## RECORD SET
☆ ☆ ☆ ☆ ☆ ☆ ☆

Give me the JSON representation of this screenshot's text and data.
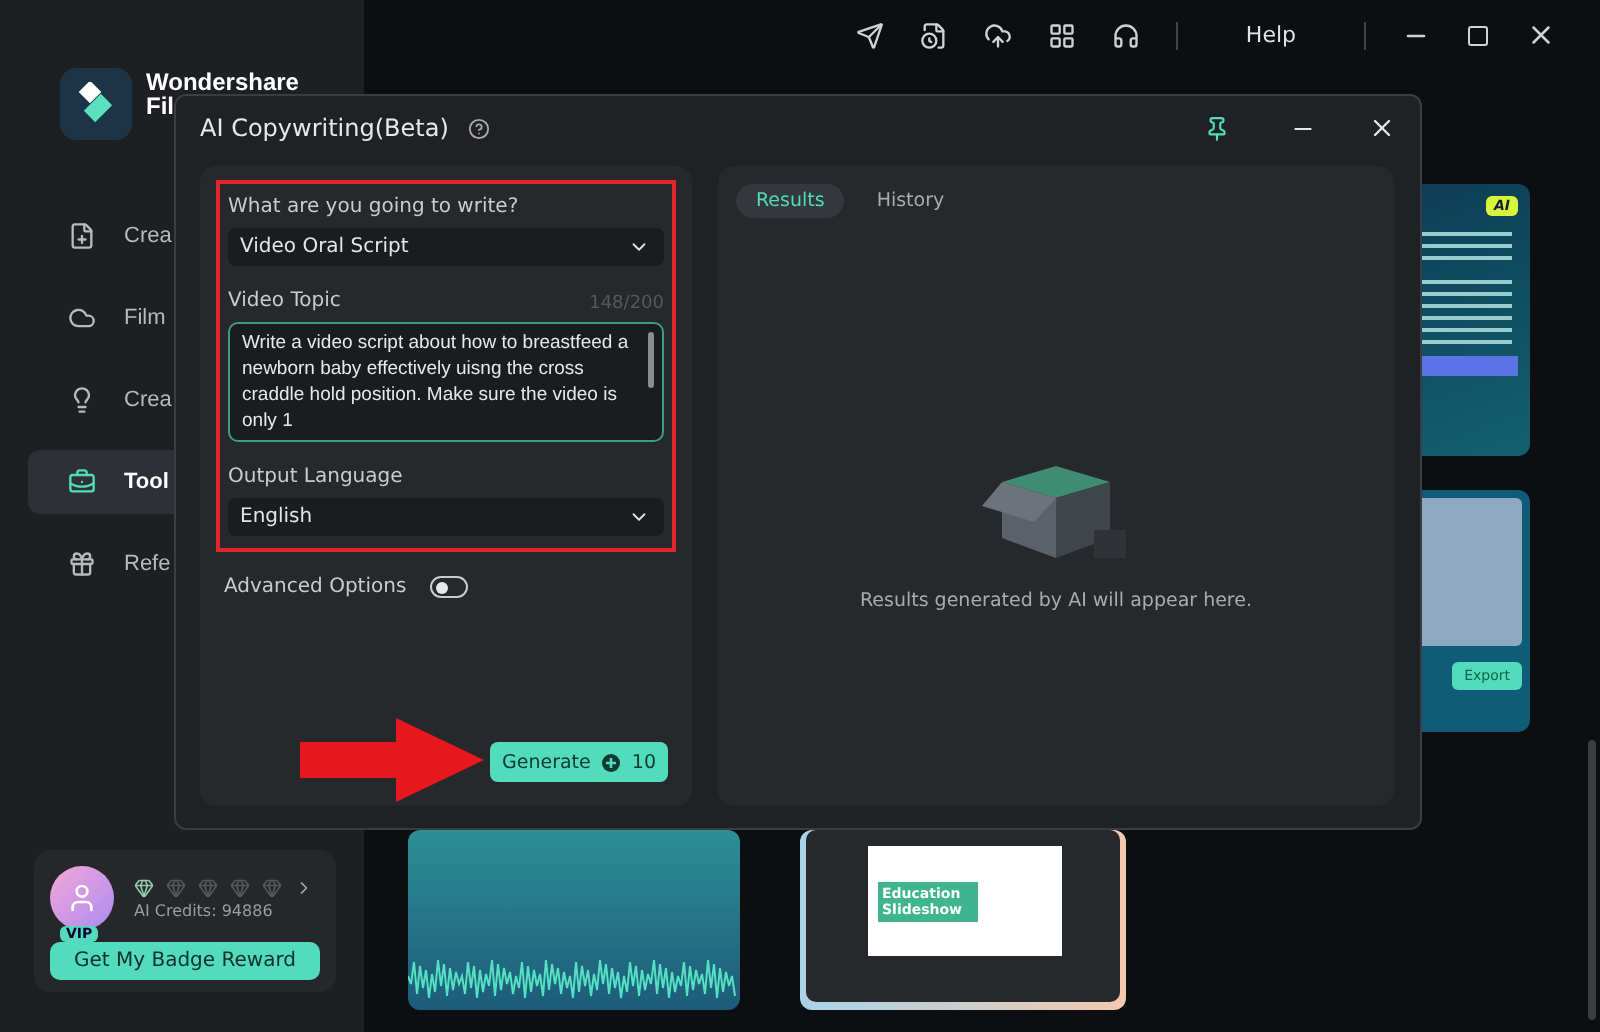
{
  "app_bar": {
    "help": "Help"
  },
  "sidebar": {
    "brand": [
      "Wondershare",
      "Fil"
    ],
    "items": [
      {
        "label": "Crea",
        "selected": false
      },
      {
        "label": "Film",
        "selected": false
      },
      {
        "label": "Crea",
        "selected": false
      },
      {
        "label": "Tool",
        "selected": true
      },
      {
        "label": "Refe",
        "selected": false
      }
    ],
    "account": {
      "vip": "VIP",
      "credits": "AI Credits: 94886",
      "button": "Get My Badge Reward"
    }
  },
  "templates": {
    "ai_badge": "AI",
    "export": "Export",
    "slideshow_title": "Education Slideshow"
  },
  "dialog": {
    "title": "AI Copywriting(Beta)",
    "form": {
      "type_label": "What are you going to write?",
      "type_value": "Video Oral Script",
      "topic_label": "Video Topic",
      "topic_count": "148/200",
      "topic_value": "Write a video script about how to breastfeed a newborn baby effectively uisng the cross craddle hold position. Make sure the video is only 1",
      "language_label": "Output Language",
      "language_value": "English",
      "advanced_label": "Advanced Options",
      "advanced_on": false,
      "generate": "Generate",
      "cost": "10"
    },
    "tabs": [
      {
        "label": "Results",
        "selected": true
      },
      {
        "label": "History",
        "selected": false
      }
    ],
    "empty_text": "Results generated by AI will appear here."
  }
}
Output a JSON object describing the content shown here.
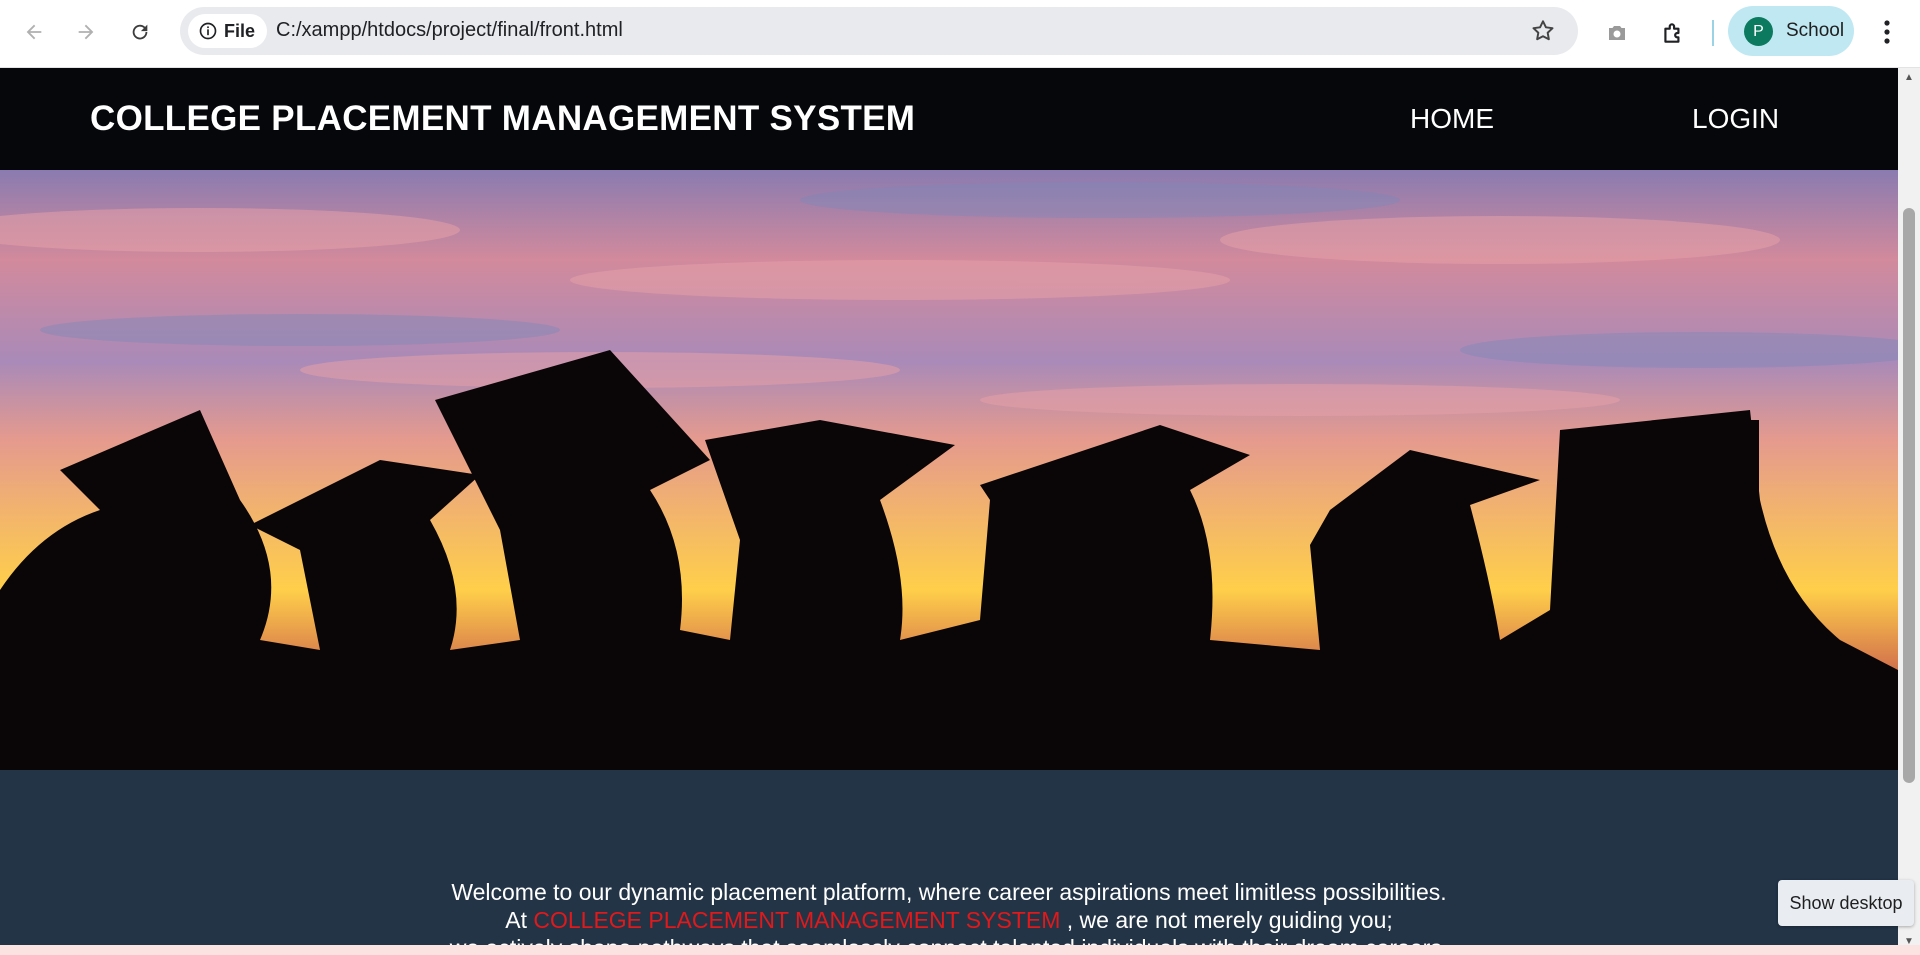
{
  "browser": {
    "file_label": "File",
    "url": "C:/xampp/htdocs/project/final/front.html",
    "profile_initial": "P",
    "profile_name": "School"
  },
  "site": {
    "title": "COLLEGE PLACEMENT MANAGEMENT SYSTEM",
    "nav": [
      "HOME",
      "LOGIN"
    ]
  },
  "hero": {
    "alt": "graduates-silhouette-sunset"
  },
  "welcome": {
    "line1": "Welcome to our dynamic placement platform, where career aspirations meet limitless possibilities.",
    "line2_prefix": "At",
    "line2_highlight": "COLLEGE PLACEMENT MANAGEMENT SYSTEM",
    "line2_suffix": ", we are not merely guiding you;",
    "line3": "we actively shape pathways that seamlessly connect talented individuals with their dream careers."
  },
  "taskbar": {
    "show_desktop": "Show desktop"
  },
  "colors": {
    "header_bg": "#05070b",
    "body_bg": "#233447",
    "highlight": "#e0191b"
  }
}
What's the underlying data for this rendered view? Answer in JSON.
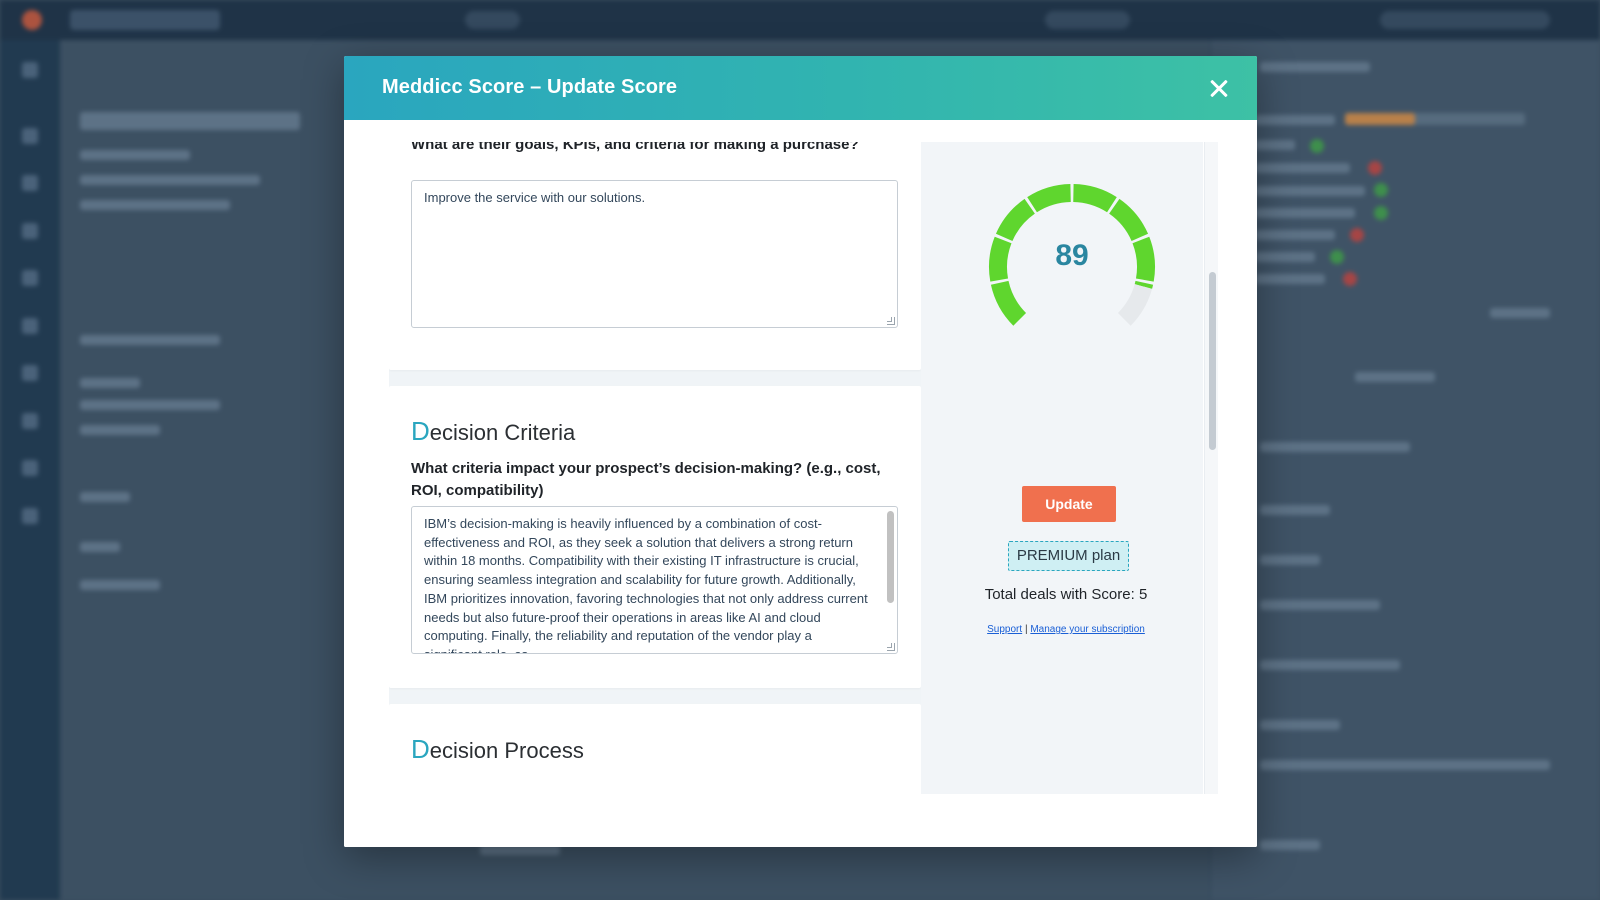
{
  "modal": {
    "title": "Meddicc Score – Update Score"
  },
  "goals_card": {
    "question": "What are their goals, KPIs, and criteria for making a purchase?",
    "answer": "Improve the service with our solutions."
  },
  "decision_criteria": {
    "heading_first": "D",
    "heading_rest": "ecision Criteria",
    "question": "What criteria impact your prospect’s decision-making? (e.g., cost, ROI, compatibility)",
    "answer": "IBM’s decision-making is heavily influenced by a combination of cost-effectiveness and ROI, as they seek a solution that delivers a strong return within 18 months. Compatibility with their existing IT infrastructure is crucial, ensuring seamless integration and scalability for future growth. Additionally, IBM prioritizes innovation, favoring technologies that not only address current needs but also future-proof their operations in areas like AI and cloud computing. Finally, the reliability and reputation of the vendor play a significant role, as"
  },
  "decision_process": {
    "heading_first": "D",
    "heading_rest": "ecision Process"
  },
  "score_panel": {
    "score_value": "89",
    "score_fraction": 0.89,
    "update_label": "Update",
    "plan_label": "PREMIUM plan",
    "deals_text": "Total deals with Score: 5",
    "support_link": "Support",
    "separator": "|",
    "manage_link": "Manage your subscription"
  },
  "colors": {
    "header_gradient_start": "#2aa6bf",
    "header_gradient_end": "#3dc1a5",
    "gauge_filled": "#5fd62e",
    "gauge_empty": "#e6e9ec",
    "score_text": "#2a86a0",
    "update_button": "#f0704e",
    "accent_letter": "#2aa6bf"
  }
}
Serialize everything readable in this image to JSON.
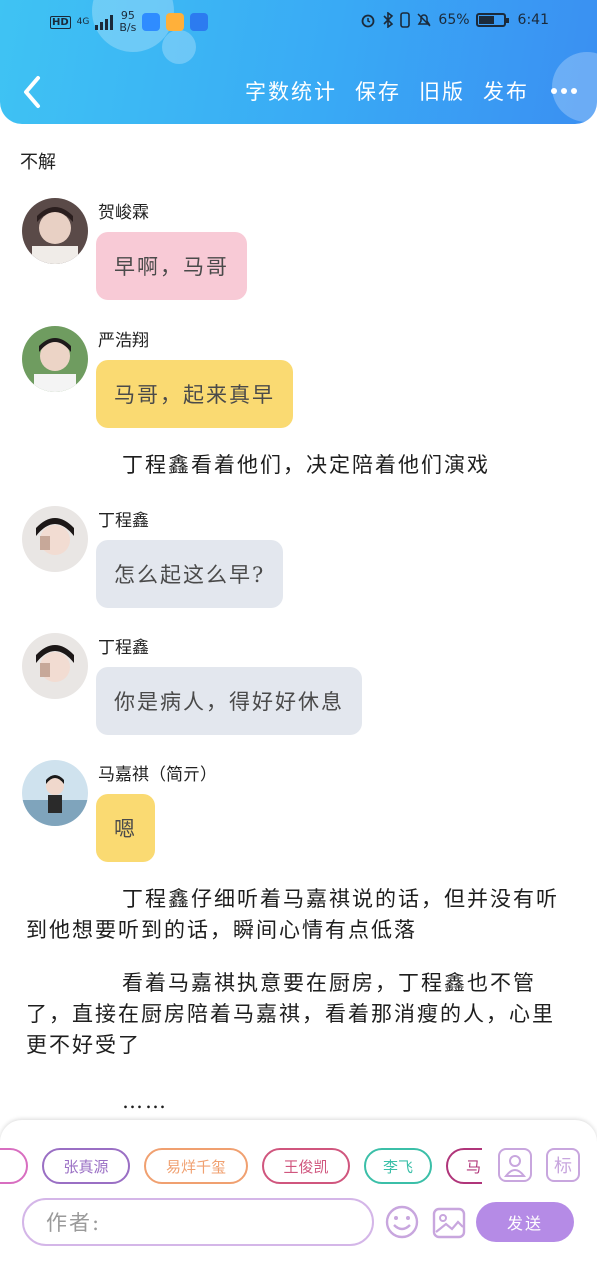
{
  "status_bar": {
    "hd": "HD",
    "net_type": "4G",
    "net_speed_value": "95",
    "net_speed_unit": "B/s",
    "battery": "65%",
    "time": "6:41"
  },
  "toolbar": {
    "word_count": "字数统计",
    "save": "保存",
    "old_version": "旧版",
    "publish": "发布"
  },
  "story_title": "不解",
  "messages": [
    {
      "name": "贺峻霖",
      "text": "早啊，马哥",
      "color": "#f8cad6"
    },
    {
      "name": "严浩翔",
      "text": "马哥，起来真早",
      "color": "#fada72"
    },
    {
      "name": "丁程鑫",
      "text": "怎么起这么早?",
      "color": "#e3e7ee"
    },
    {
      "name": "丁程鑫",
      "text": "你是病人，得好好休息",
      "color": "#e3e7ee"
    },
    {
      "name": "马嘉祺（简亓）",
      "text": "嗯",
      "color": "#fada72"
    }
  ],
  "narrations": [
    "丁程鑫看着他们，决定陪着他们演戏",
    "丁程鑫仔细听着马嘉祺说的话，但并没有听到他想要听到的话，瞬间心情有点低落",
    "看着马嘉祺执意要在厨房，丁程鑫也不管了，直接在厨房陪着马嘉祺，看着那消瘦的人，心里更不好受了",
    "……"
  ],
  "characters": [
    {
      "name": "",
      "color": "#d86ec0"
    },
    {
      "name": "张真源",
      "color": "#9a6fc4"
    },
    {
      "name": "易烊千玺",
      "color": "#f0a070"
    },
    {
      "name": "王俊凯",
      "color": "#d0567e"
    },
    {
      "name": "李飞",
      "color": "#3bbfa8"
    },
    {
      "name": "马",
      "color": "#b0357a"
    }
  ],
  "composer": {
    "author_placeholder": "作者:",
    "send": "发送",
    "role_icon_label": "标"
  }
}
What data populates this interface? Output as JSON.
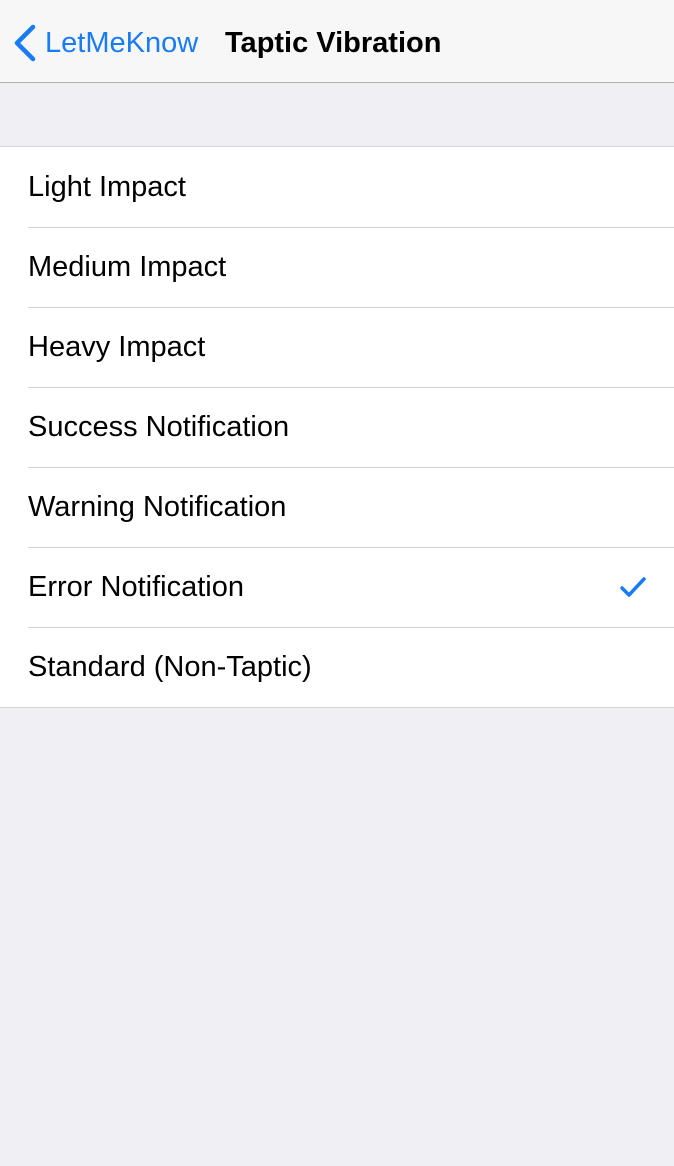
{
  "nav": {
    "back_label": "LetMeKnow",
    "back_icon": "chevron-left-icon",
    "title": "Taptic Vibration"
  },
  "options": [
    {
      "label": "Light Impact",
      "selected": false
    },
    {
      "label": "Medium Impact",
      "selected": false
    },
    {
      "label": "Heavy Impact",
      "selected": false
    },
    {
      "label": "Success Notification",
      "selected": false
    },
    {
      "label": "Warning Notification",
      "selected": false
    },
    {
      "label": "Error Notification",
      "selected": true
    },
    {
      "label": "Standard (Non-Taptic)",
      "selected": false
    }
  ],
  "colors": {
    "accent": "#1a7cf4",
    "background": "#efeff4",
    "navbar": "#f7f7f7",
    "separator": "#d6d6da"
  },
  "checkmark_icon": "checkmark-icon"
}
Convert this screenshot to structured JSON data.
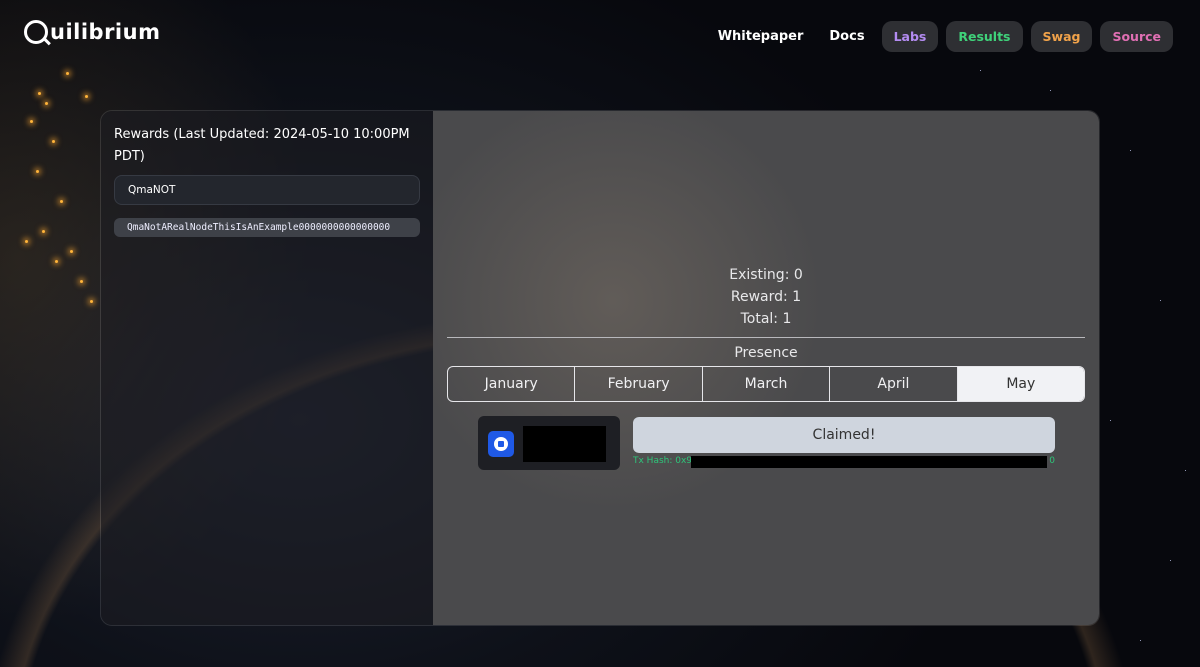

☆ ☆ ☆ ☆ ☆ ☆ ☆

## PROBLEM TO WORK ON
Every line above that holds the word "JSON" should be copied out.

## RESPONSE TO THE TASK
Give me the JSON representation of this screenshot's text and data.
Output a JSON object describing the content shown here.
What's the underlying data for this rendered view? Answer in JSON.
Serialize everything readable in this image to JSON.
What data populates this interface? Output as JSON.
Convert this screenshot to structured JSON data.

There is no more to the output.